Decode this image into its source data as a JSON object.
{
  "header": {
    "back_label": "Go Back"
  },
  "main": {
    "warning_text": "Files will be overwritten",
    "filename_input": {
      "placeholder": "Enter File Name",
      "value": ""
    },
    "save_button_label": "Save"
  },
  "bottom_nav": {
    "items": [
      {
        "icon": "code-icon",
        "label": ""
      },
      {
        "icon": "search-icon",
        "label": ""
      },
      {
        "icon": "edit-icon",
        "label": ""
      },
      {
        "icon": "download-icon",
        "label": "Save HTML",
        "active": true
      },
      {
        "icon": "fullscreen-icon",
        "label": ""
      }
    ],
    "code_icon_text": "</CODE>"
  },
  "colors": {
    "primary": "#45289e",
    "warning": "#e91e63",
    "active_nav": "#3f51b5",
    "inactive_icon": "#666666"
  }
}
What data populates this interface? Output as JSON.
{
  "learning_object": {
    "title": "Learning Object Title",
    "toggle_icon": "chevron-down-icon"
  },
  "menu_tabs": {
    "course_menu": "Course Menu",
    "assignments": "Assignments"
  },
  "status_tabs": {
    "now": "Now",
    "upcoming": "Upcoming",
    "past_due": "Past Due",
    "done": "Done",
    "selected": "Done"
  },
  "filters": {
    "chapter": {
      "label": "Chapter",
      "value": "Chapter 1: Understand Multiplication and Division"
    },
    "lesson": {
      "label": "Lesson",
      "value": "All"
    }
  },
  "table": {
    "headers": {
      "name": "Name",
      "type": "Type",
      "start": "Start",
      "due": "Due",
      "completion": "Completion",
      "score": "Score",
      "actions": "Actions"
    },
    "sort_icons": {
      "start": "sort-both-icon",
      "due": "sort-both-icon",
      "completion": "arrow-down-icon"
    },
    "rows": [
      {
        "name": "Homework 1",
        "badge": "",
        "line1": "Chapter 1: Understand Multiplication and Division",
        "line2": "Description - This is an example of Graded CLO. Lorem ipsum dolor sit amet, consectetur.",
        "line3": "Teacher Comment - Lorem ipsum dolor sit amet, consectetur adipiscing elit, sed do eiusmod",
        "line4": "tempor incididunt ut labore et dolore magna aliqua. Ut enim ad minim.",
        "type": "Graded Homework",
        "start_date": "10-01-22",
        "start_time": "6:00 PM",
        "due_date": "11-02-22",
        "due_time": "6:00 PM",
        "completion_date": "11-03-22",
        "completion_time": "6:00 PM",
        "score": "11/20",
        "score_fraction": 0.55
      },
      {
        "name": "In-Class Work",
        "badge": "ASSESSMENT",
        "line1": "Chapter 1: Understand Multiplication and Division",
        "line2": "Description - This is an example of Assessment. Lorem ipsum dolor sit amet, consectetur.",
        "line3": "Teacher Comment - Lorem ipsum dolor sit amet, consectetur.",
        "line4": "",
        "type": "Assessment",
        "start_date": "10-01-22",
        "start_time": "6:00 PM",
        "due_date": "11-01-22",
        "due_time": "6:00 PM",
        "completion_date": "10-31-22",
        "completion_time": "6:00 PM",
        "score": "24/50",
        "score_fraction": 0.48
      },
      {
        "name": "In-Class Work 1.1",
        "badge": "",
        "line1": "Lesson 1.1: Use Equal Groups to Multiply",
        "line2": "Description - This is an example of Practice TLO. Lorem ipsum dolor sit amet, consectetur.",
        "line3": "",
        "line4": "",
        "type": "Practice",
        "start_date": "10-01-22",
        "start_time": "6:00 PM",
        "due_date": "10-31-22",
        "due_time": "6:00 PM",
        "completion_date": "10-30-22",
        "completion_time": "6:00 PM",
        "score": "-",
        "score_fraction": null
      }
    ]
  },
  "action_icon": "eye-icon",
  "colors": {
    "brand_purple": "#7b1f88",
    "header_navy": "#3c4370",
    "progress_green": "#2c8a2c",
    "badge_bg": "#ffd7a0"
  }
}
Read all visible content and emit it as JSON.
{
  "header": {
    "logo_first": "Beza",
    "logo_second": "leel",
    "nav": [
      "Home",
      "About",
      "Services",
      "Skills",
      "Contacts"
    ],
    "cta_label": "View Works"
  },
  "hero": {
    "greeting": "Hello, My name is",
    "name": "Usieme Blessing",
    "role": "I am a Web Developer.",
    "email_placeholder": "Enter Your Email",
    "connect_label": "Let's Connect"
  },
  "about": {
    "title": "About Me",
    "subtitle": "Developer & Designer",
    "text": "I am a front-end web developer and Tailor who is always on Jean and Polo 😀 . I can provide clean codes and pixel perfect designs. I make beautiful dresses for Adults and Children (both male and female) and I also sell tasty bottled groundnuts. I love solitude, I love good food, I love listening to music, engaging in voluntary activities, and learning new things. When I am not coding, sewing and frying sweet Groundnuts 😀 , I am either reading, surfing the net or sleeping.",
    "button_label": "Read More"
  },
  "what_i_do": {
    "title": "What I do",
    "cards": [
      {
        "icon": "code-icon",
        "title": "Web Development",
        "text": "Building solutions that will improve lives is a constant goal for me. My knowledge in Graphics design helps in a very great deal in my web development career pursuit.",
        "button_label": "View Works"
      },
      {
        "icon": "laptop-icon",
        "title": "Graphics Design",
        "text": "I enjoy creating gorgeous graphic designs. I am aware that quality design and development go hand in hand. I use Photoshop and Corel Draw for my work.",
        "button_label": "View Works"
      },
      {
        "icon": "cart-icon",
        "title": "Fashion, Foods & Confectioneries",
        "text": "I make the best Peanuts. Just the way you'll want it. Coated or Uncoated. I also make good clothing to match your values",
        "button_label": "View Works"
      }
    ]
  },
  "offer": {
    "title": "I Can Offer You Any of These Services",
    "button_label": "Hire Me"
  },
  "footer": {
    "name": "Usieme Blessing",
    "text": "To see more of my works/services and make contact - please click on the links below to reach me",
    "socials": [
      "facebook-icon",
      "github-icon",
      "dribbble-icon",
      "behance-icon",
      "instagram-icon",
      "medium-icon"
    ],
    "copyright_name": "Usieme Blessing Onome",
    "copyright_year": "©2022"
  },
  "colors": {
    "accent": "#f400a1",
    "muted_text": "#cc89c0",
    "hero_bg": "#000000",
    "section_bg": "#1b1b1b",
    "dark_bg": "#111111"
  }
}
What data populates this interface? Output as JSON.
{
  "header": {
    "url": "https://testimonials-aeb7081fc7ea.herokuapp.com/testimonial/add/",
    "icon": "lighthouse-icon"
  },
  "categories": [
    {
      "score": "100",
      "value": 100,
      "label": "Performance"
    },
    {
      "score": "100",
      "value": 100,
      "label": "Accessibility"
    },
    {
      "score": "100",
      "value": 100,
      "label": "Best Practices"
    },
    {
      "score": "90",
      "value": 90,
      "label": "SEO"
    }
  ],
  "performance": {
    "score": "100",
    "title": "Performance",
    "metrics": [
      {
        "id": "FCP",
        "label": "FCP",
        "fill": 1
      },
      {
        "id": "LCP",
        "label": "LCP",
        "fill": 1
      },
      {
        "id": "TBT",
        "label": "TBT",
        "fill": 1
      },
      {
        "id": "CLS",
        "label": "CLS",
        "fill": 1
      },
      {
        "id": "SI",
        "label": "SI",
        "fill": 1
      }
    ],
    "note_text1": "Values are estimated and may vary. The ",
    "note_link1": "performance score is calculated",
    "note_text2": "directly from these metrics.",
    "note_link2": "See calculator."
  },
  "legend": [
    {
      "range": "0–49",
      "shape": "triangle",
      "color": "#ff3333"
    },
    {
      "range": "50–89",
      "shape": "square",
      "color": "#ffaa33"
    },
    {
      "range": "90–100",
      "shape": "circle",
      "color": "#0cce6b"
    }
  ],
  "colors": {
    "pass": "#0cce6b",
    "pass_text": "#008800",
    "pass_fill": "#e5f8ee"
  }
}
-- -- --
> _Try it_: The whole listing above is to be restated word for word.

> _Exercise result_:
Decode this image into its source data as a JSON object.
{
  "header": {
    "back_label": "Go Back"
  },
  "main": {
    "warning_text": "Files will be overwritten",
    "filename_input": {
      "placeholder": "Enter File Name",
      "value": ""
    },
    "save_button_label": "Save"
  },
  "bottom_nav": {
    "items": [
      {
        "icon": "code-icon",
        "label": ""
      },
      {
        "icon": "search-icon",
        "label": ""
      },
      {
        "icon": "edit-icon",
        "label": ""
      },
      {
        "icon": "download-icon",
        "label": "Save HTML",
        "active": true
      },
      {
        "icon": "fullscreen-icon",
        "label": ""
      }
    ],
    "code_icon_text": "</CODE>"
  },
  "colors": {
    "primary": "#45289e",
    "warning": "#e91e63",
    "active_nav": "#3f51b5",
    "inactive_icon": "#666666"
  }
}
What data populates this interface? Output as JSON.
{
  "learning_object": {
    "title": "Learning Object Title",
    "toggle_icon": "chevron-down-icon"
  },
  "menu_tabs": {
    "course_menu": "Course Menu",
    "assignments": "Assignments"
  },
  "status_tabs": {
    "now": "Now",
    "upcoming": "Upcoming",
    "past_due": "Past Due",
    "done": "Done",
    "selected": "Done"
  },
  "filters": {
    "chapter": {
      "label": "Chapter",
      "value": "Chapter 1: Understand Multiplication and Division"
    },
    "lesson": {
      "label": "Lesson",
      "value": "All"
    }
  },
  "table": {
    "headers": {
      "name": "Name",
      "type": "Type",
      "start": "Start",
      "due": "Due",
      "completion": "Completion",
      "score": "Score",
      "actions": "Actions"
    },
    "sort_icons": {
      "start": "sort-both-icon",
      "due": "sort-both-icon",
      "completion": "arrow-down-icon"
    },
    "rows": [
      {
        "name": "Homework 1",
        "badge": "",
        "line1": "Chapter 1: Understand Multiplication and Division",
        "line2": "Description - This is an example of Graded CLO. Lorem ipsum dolor sit amet, consectetur.",
        "line3": "Teacher Comment - Lorem ipsum dolor sit amet, consectetur adipiscing elit, sed do eiusmod",
        "line4": "tempor incididunt ut labore et dolore magna aliqua. Ut enim ad minim.",
        "type": "Graded Homework",
        "start_date": "10-01-22",
        "start_time": "6:00 PM",
        "due_date": "11-02-22",
        "due_time": "6:00 PM",
        "completion_date": "11-03-22",
        "completion_time": "6:00 PM",
        "score": "11/20",
        "score_fraction": 0.55
      },
      {
        "name": "In-Class Work",
        "badge": "ASSESSMENT",
        "line1": "Chapter 1: Understand Multiplication and Division",
        "line2": "Description - This is an example of Assessment. Lorem ipsum dolor sit amet, consectetur.",
        "line3": "Teacher Comment - Lorem ipsum dolor sit amet, consectetur.",
        "line4": "",
        "type": "Assessment",
        "start_date": "10-01-22",
        "start_time": "6:00 PM",
        "due_date": "11-01-22",
        "due_time": "6:00 PM",
        "completion_date": "10-31-22",
        "completion_time": "6:00 PM",
        "score": "24/50",
        "score_fraction": 0.48
      },
      {
        "name": "In-Class Work 1.1",
        "badge": "",
        "line1": "Lesson 1.1: Use Equal Groups to Multiply",
        "line2": "Description - This is an example of Practice TLO. Lorem ipsum dolor sit amet, consectetur.",
        "line3": "",
        "line4": "",
        "type": "Practice",
        "start_date": "10-01-22",
        "start_time": "6:00 PM",
        "due_date": "10-31-22",
        "due_time": "6:00 PM",
        "completion_date": "10-30-22",
        "completion_time": "6:00 PM",
        "score": "-",
        "score_fraction": null
      }
    ]
  },
  "action_icon": "eye-icon",
  "colors": {
    "brand_purple": "#7b1f88",
    "header_navy": "#3c4370",
    "progress_green": "#2c8a2c",
    "badge_bg": "#ffd7a0"
  }
}
Read all visible content and emit it as JSON.
{
  "header": {
    "logo_first": "Beza",
    "logo_second": "leel",
    "nav": [
      "Home",
      "About",
      "Services",
      "Skills",
      "Contacts"
    ],
    "cta_label": "View Works"
  },
  "hero": {
    "greeting": "Hello, My name is",
    "name": "Usieme Blessing",
    "role": "I am a Web Developer.",
    "email_placeholder": "Enter Your Email",
    "connect_label": "Let's Connect"
  },
  "about": {
    "title": "About Me",
    "subtitle": "Developer & Designer",
    "text": "I am a front-end web developer and Tailor who is always on Jean and Polo 😀 . I can provide clean codes and pixel perfect designs. I make beautiful dresses for Adults and Children (both male and female) and I also sell tasty bottled groundnuts. I love solitude, I love good food, I love listening to music, engaging in voluntary activities, and learning new things. When I am not coding, sewing and frying sweet Groundnuts 😀 , I am either reading, surfing the net or sleeping.",
    "button_label": "Read More"
  },
  "what_i_do": {
    "title": "What I do",
    "cards": [
      {
        "icon": "code-icon",
        "title": "Web Development",
        "text": "Building solutions that will improve lives is a constant goal for me. My knowledge in Graphics design helps in a very great deal in my web development career pursuit.",
        "button_label": "View Works"
      },
      {
        "icon": "laptop-icon",
        "title": "Graphics Design",
        "text": "I enjoy creating gorgeous graphic designs. I am aware that quality design and development go hand in hand. I use Photoshop and Corel Draw for my work.",
        "button_label": "View Works"
      },
      {
        "icon": "cart-icon",
        "title": "Fashion, Foods & Confectioneries",
        "text": "I make the best Peanuts. Just the way you'll want it. Coated or Uncoated. I also make good clothing to match your values",
        "button_label": "View Works"
      }
    ]
  },
  "offer": {
    "title": "I Can Offer You Any of These Services",
    "button_label": "Hire Me"
  },
  "footer": {
    "name": "Usieme Blessing",
    "text": "To see more of my works/services and make contact - please click on the links below to reach me",
    "socials": [
      "facebook-icon",
      "github-icon",
      "dribbble-icon",
      "behance-icon",
      "instagram-icon",
      "medium-icon"
    ],
    "copyright_name": "Usieme Blessing Onome",
    "copyright_year": "©2022"
  },
  "colors": {
    "accent": "#f400a1",
    "muted_text": "#cc89c0",
    "hero_bg": "#000000",
    "section_bg": "#1b1b1b",
    "dark_bg": "#111111"
  }
}
What data populates this interface? Output as JSON.
{
  "header": {
    "url": "https://testimonials-aeb7081fc7ea.herokuapp.com/testimonial/add/",
    "icon": "lighthouse-icon"
  },
  "categories": [
    {
      "score": "100",
      "value": 100,
      "label": "Performance"
    },
    {
      "score": "100",
      "value": 100,
      "label": "Accessibility"
    },
    {
      "score": "100",
      "value": 100,
      "label": "Best Practices"
    },
    {
      "score": "90",
      "value": 90,
      "label": "SEO"
    }
  ],
  "performance": {
    "score": "100",
    "title": "Performance",
    "metrics": [
      {
        "id": "FCP",
        "label": "FCP",
        "fill": 1
      },
      {
        "id": "LCP",
        "label": "LCP",
        "fill": 1
      },
      {
        "id": "TBT",
        "label": "TBT",
        "fill": 1
      },
      {
        "id": "CLS",
        "label": "CLS",
        "fill": 1
      },
      {
        "id": "SI",
        "label": "SI",
        "fill": 1
      }
    ],
    "note_text1": "Values are estimated and may vary. The ",
    "note_link1": "performance score is calculated",
    "note_text2": "directly from these metrics.",
    "note_link2": "See calculator."
  },
  "legend": [
    {
      "range": "0–49",
      "shape": "triangle",
      "color": "#ff3333"
    },
    {
      "range": "50–89",
      "shape": "square",
      "color": "#ffaa33"
    },
    {
      "range": "90–100",
      "shape": "circle",
      "color": "#0cce6b"
    }
  ],
  "colors": {
    "pass": "#0cce6b",
    "pass_text": "#008800",
    "pass_fill": "#e5f8ee"
  }
}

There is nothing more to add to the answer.